floor of the mouth; tobacco; alcohol; oral leukoplakia and erythroplakia
Oral leukoplakia is a ___ that can/cannot be scraped away. It often represents ____. It can be mistaken for ___ and ___. It is often ___ to rule out carcinoma.
white plaque; cannot; squamous cell dysplasia; oral candidiasis; hairy leukoplakia; biopsied
Oral erythroplakia is a ___ that represents ____ leukoplakia and is highly suggestive of ___. It is often ___ to rule out carcinoma.
red plaque; vascularized (angiogenesis due to dysplasia); squamous cell dysplasia; biopsied
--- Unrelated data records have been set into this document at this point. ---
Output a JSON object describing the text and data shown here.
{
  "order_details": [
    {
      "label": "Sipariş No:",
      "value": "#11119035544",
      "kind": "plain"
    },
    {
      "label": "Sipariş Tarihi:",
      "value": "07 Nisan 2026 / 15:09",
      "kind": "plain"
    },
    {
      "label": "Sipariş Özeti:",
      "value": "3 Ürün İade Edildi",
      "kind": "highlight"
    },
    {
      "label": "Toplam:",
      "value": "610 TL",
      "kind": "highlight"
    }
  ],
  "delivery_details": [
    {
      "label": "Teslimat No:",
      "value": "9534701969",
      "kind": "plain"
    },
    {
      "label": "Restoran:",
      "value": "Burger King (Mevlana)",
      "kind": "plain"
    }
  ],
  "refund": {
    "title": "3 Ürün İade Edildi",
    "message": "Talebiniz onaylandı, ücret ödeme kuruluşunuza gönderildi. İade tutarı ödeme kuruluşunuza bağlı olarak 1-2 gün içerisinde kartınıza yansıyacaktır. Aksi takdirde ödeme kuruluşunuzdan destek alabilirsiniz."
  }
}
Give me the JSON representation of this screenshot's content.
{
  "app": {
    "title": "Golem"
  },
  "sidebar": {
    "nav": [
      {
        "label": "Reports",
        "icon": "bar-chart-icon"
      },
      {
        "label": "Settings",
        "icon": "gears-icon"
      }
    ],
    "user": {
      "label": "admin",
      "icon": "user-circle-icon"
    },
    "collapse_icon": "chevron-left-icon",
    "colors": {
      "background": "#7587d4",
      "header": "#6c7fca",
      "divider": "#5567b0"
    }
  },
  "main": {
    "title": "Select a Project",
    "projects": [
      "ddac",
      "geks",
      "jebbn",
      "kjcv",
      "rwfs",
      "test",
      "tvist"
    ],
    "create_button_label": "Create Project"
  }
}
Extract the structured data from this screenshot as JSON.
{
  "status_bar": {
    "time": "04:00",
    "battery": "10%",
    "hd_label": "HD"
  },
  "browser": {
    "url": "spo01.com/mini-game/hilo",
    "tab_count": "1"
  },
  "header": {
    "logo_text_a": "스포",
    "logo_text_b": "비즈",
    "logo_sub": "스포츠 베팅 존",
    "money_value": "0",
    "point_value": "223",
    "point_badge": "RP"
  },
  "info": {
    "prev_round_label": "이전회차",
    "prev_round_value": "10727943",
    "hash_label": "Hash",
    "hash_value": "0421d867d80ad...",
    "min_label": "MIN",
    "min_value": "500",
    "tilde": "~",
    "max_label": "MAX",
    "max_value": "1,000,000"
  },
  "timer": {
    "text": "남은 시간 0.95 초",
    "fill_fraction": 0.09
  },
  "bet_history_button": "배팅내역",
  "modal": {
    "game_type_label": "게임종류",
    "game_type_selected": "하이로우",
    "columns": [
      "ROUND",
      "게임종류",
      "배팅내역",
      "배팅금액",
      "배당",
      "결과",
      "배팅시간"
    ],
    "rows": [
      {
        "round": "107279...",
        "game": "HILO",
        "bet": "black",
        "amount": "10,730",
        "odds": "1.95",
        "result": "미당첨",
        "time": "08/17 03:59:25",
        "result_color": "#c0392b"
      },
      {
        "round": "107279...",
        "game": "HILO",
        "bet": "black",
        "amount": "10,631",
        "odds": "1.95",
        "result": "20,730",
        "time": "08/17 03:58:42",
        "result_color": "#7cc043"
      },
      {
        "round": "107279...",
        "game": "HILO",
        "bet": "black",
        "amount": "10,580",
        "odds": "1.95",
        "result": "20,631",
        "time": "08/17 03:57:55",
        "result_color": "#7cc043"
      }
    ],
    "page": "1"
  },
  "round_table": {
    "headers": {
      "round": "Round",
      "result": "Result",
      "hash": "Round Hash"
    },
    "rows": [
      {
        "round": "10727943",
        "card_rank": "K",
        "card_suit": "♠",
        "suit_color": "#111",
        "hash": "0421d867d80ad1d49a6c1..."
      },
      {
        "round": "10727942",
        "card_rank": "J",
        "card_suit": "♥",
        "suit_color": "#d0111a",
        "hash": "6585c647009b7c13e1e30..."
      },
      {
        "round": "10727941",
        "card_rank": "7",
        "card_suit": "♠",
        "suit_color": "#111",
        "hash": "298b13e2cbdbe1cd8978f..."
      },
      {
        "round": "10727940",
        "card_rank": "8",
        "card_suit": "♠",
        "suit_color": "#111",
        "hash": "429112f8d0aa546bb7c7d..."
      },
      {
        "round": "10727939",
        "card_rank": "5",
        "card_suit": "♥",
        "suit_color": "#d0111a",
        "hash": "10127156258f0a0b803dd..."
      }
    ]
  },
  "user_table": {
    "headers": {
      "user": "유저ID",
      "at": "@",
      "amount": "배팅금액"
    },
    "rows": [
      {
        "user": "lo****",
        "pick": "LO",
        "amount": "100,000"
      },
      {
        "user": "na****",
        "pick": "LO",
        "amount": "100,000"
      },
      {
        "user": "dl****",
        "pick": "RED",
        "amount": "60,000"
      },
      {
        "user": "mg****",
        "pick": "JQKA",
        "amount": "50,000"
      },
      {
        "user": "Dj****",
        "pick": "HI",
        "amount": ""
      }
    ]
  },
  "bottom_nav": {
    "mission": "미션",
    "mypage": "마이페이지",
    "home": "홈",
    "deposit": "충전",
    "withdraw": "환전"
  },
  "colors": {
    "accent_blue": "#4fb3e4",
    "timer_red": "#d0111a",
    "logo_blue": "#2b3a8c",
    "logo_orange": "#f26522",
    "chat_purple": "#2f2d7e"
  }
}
Is oral leukoplakia or erythroplakia more suggestive of squamous cell dysplasia?
erythroplakia (there is angiogenesis suggestive of dysplasia)
Oral candidiasis is a ___ on the tongue, which can/cannot be scraped away. It is usually seen in ___ patients. Hairy leukoplakia is a ___, ___, ___ patch that arises on the __ tongue. It is usually seen in __ patients, and is due to ___-induced squamous cell ___. It is/is not pre-malignant.
white deposit (thrush); can (easily); immunocompromised; white, rough, hairy; lateral; immunocompromised; EBV; hyperplasia (no dysplasia); is not
Salivary glands are ___ glands that secrete ___. They are divided into major (name 3) and minor glands (hundreds of microscopic glands distributed throughout the ___)
exocrine; saliva; parotid, submandibular, sublingual; oral mucosa
Mumps infection (virus) can result in unilateral/bilateral inflamed ___ glands. These 3 other conditions may also be present. Serum amylase may be increased due to ___ or ___ involvement. ___ carries the risk of sterility, especially in children/teenagers/adults
bilateral; parotid; orchitis; pancreatitis; aseptic meningitis; salivary gland; pancreatic; orchitis; teenagers (less than 10 don't get orchitis)
____ is inflammation of the salivary gland. Most commonly due to a _____ (aka ____) leading to ___ infection. Usually unilateral/bilateral.
Sialadenitis; obstructing stone; sialolithiasis; staph aureus; unilateral
Pleomorphic adenoma is a benign/malignant tumor composed of ___ and ___ tissue. Usually arises in ___ gland. Presents as mobile/non-mobile, painless/painful, ___ mass at the ____. There is a high/low rate of recurrence. Extension of small islands of tumor through tumor capsule often leads to ___. Salivary gland
benign; stromal (eg cartilage); epithelial; parotid; mobile, painless, circumscribed; angle of the jaw; high; incomplete resection
Most common salivary gland tumor
What is the most common tumor of the salivary gland? What is the 2nd most common? What is the most common malignant tumor of the salivary gland?
pleomorphic adenoma; warthin tumor; mucoepidermoid carcinoma
Pleomorphic adenoma often/sometimes/rarely/never transforms into carcinoma, which presents with signs of ___ damage, since the ___ runs through the ___ gland.
rarely; facial nerve; facial nerve; parotid
Warthin tumor is a benign/malignant ___ tumor with abundant ___ and ____ (___-like stroma). It is the 2nd most common salivary gland tumor. It almost always arises in the ___ gland.
benign; cystic; lymphocytes; germinal centers; lymph node; parotid
cystic tumor w/LN tissue
Name 3 tumors of the salivary gland and which ones are benign vs malignant
pleomorphic adenoma (benign); warthin tumor (benign); mucoepidermoid carcinoma (malignant)